> Web page and app entries
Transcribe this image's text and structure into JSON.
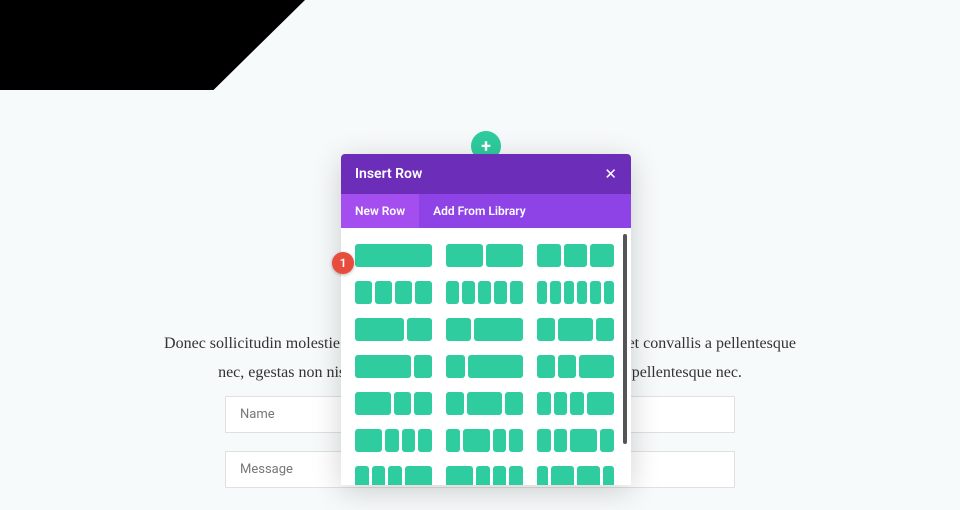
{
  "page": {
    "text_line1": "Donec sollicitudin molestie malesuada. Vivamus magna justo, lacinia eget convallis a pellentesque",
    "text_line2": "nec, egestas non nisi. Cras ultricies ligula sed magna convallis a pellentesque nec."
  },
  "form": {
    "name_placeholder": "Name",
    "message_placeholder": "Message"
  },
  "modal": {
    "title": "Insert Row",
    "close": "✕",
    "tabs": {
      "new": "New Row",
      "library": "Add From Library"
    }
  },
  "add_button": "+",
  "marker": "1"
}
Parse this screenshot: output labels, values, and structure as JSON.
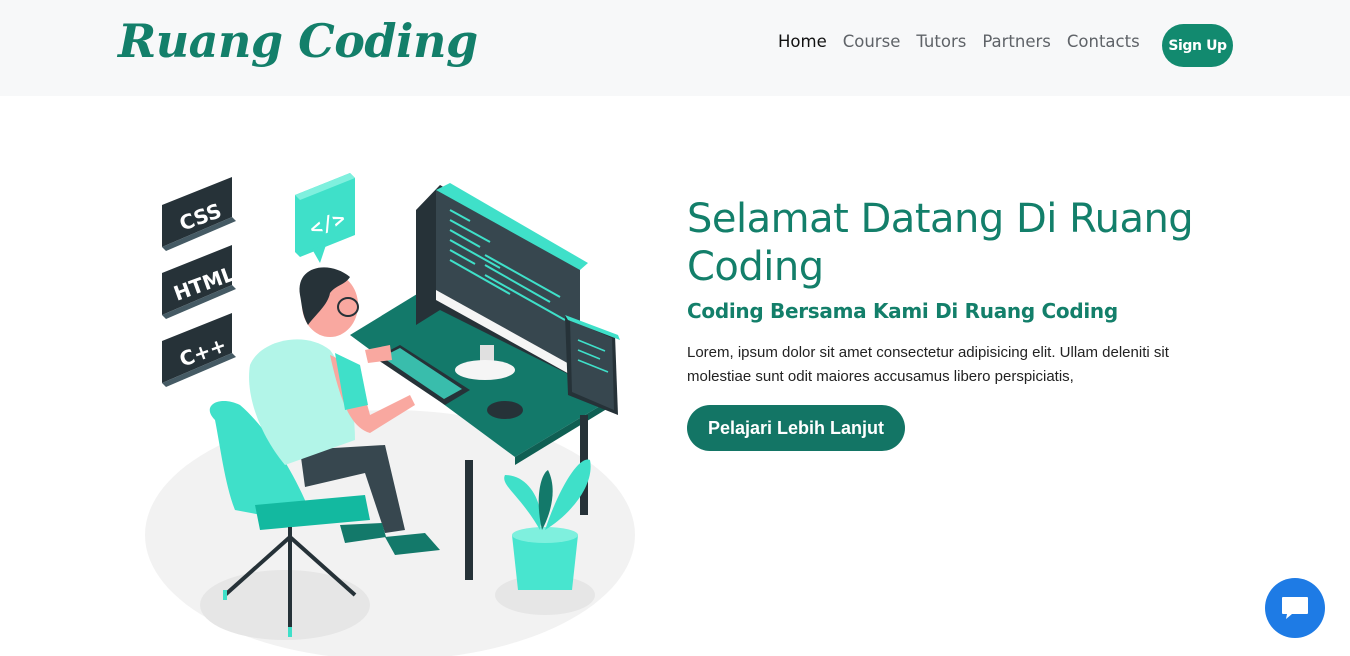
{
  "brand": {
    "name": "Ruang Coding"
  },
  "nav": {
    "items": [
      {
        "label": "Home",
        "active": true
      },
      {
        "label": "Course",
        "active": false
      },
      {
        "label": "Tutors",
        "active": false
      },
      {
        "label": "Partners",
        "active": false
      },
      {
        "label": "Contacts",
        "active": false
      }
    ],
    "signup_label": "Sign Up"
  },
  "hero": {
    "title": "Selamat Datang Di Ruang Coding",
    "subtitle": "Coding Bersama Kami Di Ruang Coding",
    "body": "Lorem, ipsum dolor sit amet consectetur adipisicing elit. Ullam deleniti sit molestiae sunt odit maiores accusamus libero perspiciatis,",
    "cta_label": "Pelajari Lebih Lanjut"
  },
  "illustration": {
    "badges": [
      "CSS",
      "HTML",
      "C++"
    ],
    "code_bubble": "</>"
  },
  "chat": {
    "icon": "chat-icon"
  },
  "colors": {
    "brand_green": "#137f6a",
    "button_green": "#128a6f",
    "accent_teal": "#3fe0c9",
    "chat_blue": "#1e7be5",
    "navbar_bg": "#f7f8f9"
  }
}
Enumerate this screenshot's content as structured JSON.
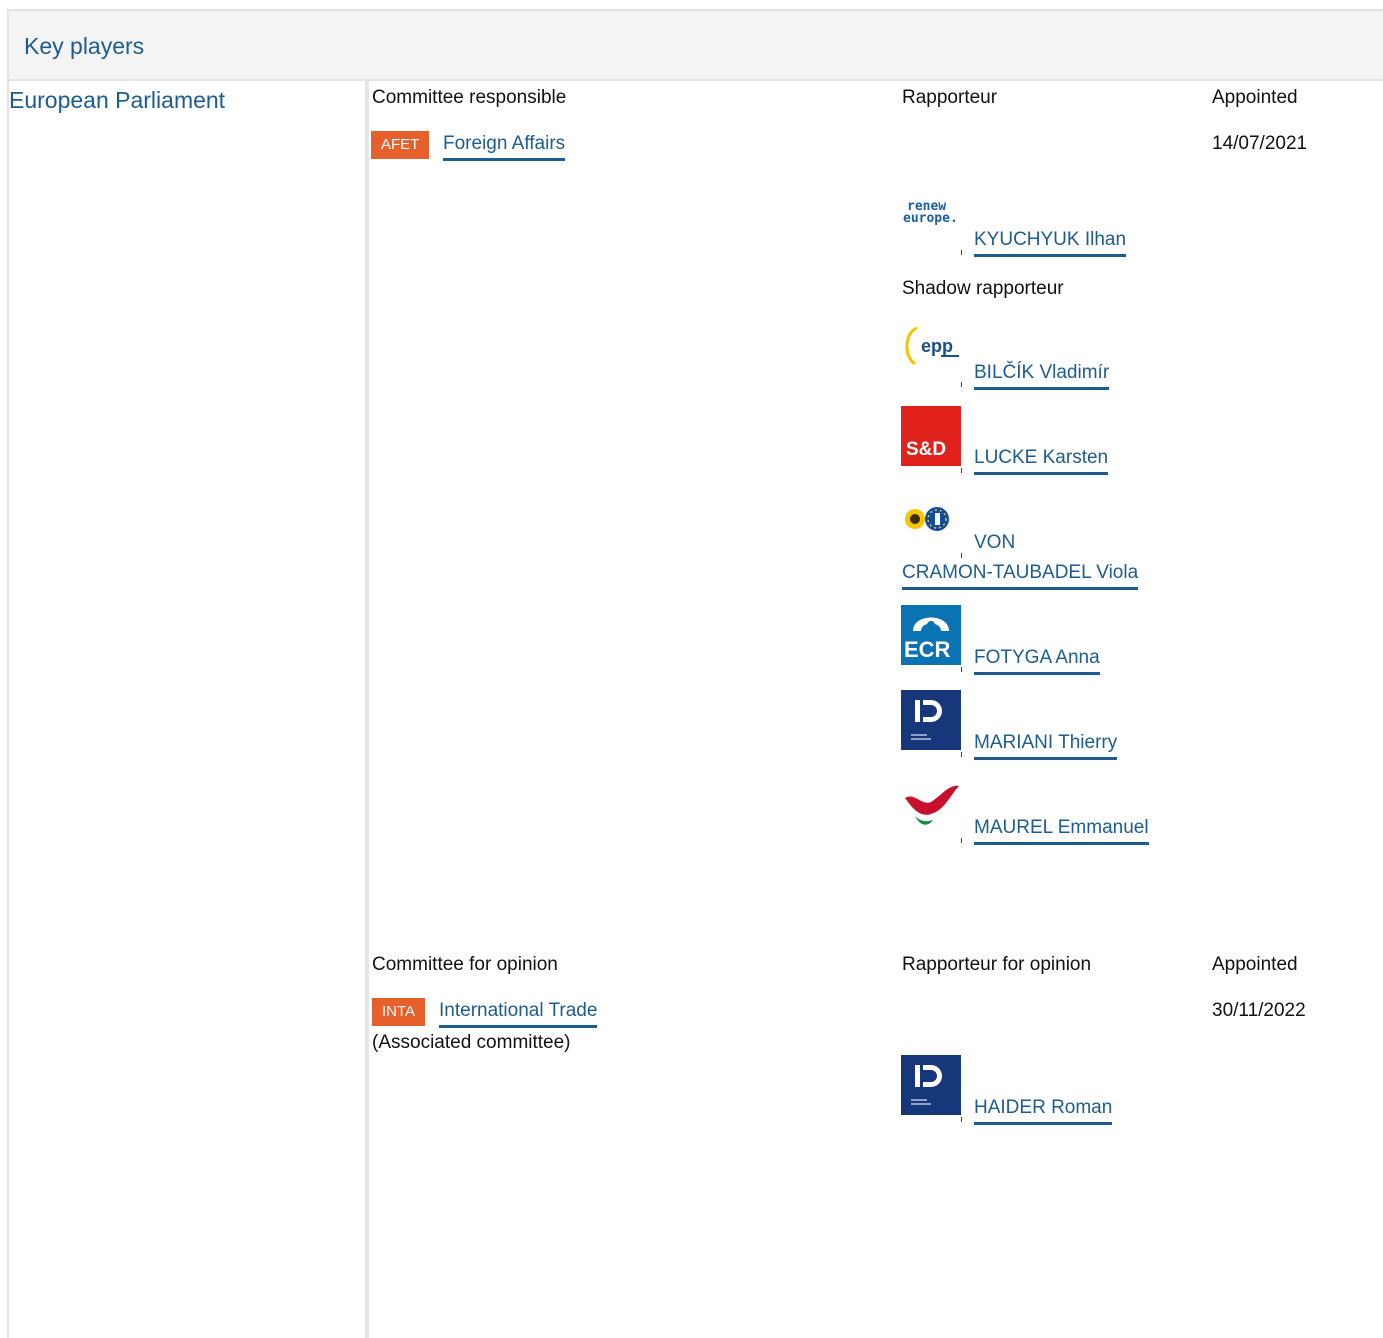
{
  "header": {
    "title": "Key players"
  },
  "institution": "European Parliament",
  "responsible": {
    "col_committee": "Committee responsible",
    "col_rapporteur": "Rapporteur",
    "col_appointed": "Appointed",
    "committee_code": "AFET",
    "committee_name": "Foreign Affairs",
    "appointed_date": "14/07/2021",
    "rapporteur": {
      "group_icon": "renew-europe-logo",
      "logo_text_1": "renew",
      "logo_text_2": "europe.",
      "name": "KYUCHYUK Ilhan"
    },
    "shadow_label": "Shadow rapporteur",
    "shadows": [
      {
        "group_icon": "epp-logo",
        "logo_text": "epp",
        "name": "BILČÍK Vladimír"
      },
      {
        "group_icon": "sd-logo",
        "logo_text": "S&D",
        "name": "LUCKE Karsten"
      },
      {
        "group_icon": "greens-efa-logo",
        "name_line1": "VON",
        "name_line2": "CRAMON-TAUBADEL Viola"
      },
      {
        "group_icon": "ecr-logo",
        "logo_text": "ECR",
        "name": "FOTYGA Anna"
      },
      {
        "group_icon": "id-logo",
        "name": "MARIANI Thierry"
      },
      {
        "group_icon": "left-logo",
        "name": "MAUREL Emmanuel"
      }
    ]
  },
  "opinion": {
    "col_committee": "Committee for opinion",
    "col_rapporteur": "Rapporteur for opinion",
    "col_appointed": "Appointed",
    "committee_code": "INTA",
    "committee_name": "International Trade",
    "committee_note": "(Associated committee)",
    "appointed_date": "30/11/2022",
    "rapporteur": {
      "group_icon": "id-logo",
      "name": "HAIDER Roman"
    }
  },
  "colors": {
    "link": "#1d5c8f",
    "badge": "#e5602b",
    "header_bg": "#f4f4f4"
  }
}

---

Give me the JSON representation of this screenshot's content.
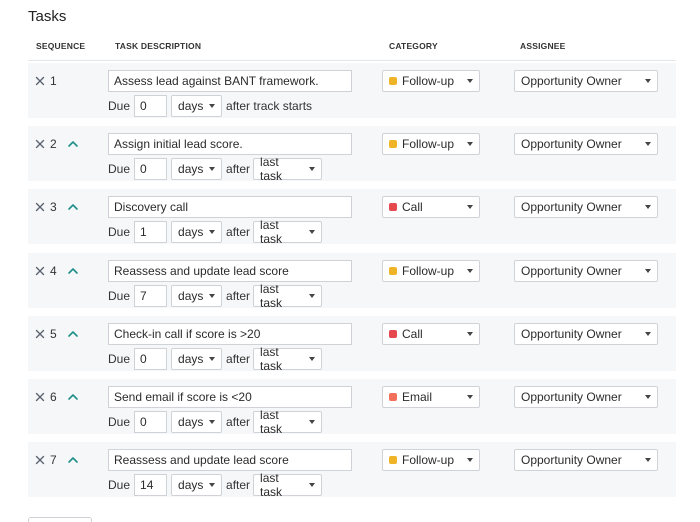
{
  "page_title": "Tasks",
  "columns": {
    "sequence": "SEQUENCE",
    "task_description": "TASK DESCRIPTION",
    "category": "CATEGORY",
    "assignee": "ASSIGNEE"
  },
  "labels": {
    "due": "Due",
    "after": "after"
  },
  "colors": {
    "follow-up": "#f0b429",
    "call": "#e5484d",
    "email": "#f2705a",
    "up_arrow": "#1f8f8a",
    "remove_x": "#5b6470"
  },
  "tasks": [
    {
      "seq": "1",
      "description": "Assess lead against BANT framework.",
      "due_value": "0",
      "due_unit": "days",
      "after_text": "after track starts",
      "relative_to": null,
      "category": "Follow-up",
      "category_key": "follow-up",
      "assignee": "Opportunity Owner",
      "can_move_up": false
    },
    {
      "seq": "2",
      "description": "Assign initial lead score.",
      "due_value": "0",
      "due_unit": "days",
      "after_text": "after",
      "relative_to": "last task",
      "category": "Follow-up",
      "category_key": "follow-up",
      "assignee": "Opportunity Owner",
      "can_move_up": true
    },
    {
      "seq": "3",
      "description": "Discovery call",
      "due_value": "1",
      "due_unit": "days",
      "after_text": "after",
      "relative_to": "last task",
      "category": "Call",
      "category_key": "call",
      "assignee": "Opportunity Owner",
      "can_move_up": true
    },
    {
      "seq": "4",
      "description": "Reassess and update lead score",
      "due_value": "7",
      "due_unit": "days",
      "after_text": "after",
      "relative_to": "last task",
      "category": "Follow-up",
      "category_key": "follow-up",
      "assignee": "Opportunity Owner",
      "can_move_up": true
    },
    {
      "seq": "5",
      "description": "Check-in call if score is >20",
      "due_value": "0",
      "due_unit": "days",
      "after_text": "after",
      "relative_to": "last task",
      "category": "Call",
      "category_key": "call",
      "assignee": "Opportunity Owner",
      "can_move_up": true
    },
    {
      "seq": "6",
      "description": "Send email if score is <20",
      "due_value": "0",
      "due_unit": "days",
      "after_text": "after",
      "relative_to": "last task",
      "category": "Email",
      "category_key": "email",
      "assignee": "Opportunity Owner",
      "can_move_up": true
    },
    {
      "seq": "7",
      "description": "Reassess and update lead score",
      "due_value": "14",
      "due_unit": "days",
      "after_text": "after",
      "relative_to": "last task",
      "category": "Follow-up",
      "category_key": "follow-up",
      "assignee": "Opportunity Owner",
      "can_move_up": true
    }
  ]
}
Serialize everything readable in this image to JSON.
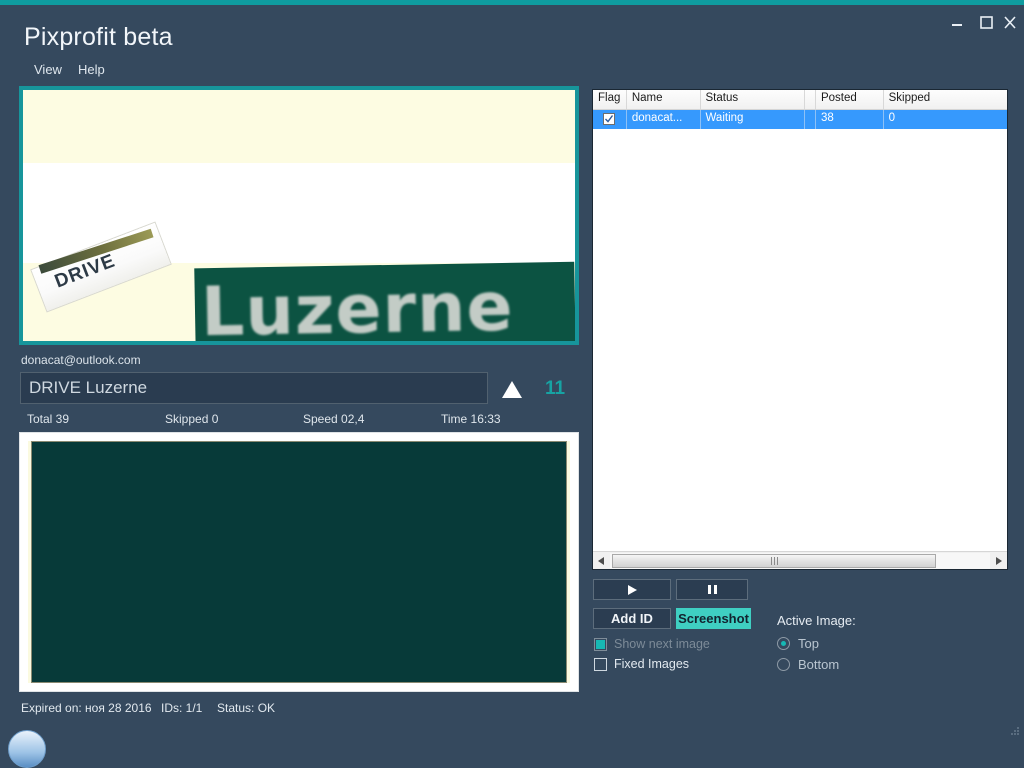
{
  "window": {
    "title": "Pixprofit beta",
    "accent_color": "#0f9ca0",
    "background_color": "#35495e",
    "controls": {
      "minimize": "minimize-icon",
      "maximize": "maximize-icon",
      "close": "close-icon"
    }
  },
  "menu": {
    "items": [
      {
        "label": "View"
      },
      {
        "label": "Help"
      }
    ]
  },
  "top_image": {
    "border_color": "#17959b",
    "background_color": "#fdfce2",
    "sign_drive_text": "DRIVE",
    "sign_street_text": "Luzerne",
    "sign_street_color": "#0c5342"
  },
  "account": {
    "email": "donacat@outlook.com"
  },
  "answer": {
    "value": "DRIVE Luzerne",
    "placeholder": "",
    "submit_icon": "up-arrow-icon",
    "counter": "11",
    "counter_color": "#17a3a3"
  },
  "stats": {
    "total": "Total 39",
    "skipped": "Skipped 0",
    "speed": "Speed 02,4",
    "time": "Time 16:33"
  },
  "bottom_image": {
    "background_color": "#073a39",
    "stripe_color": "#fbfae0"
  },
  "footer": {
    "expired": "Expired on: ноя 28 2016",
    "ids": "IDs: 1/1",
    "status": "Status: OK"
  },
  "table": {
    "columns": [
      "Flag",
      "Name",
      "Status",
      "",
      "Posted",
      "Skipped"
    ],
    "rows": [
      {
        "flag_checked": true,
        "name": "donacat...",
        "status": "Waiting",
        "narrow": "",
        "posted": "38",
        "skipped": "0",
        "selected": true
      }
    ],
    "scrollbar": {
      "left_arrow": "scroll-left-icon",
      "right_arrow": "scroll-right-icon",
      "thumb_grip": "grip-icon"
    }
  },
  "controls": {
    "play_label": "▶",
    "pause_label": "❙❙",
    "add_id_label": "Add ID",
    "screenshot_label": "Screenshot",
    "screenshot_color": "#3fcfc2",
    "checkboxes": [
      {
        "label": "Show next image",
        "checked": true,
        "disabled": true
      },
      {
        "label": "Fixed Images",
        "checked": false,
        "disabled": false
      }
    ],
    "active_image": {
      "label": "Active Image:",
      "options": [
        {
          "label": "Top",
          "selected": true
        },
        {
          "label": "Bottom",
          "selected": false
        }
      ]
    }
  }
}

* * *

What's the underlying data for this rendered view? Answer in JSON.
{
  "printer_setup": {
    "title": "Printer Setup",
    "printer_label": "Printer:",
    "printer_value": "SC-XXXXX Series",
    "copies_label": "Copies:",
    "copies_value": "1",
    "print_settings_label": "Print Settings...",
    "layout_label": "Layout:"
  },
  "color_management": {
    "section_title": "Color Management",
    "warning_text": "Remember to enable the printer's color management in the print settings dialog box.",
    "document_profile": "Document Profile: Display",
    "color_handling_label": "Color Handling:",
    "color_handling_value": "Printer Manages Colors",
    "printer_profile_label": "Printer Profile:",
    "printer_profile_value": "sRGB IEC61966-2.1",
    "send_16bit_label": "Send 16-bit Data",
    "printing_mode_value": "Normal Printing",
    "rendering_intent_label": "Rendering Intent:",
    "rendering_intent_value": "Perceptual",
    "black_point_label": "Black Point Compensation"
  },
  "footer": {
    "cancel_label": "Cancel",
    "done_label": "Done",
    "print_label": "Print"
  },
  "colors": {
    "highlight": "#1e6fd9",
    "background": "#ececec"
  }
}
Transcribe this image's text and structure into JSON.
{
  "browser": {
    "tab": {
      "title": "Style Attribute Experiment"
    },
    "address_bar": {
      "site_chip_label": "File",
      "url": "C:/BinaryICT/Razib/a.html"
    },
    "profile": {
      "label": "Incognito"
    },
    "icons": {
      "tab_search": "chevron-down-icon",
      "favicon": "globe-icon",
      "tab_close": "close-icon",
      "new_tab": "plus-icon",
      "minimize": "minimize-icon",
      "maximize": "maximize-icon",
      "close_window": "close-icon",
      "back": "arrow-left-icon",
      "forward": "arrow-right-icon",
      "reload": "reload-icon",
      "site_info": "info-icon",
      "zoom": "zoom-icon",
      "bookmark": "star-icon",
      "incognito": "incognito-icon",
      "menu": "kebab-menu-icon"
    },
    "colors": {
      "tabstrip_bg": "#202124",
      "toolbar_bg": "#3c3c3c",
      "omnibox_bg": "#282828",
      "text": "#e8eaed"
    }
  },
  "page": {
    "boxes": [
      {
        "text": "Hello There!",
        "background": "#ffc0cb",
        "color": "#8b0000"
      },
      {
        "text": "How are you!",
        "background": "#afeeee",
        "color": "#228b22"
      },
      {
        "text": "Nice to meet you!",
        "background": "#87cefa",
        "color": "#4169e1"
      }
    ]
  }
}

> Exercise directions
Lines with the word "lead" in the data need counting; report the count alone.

> Result of the exercise
4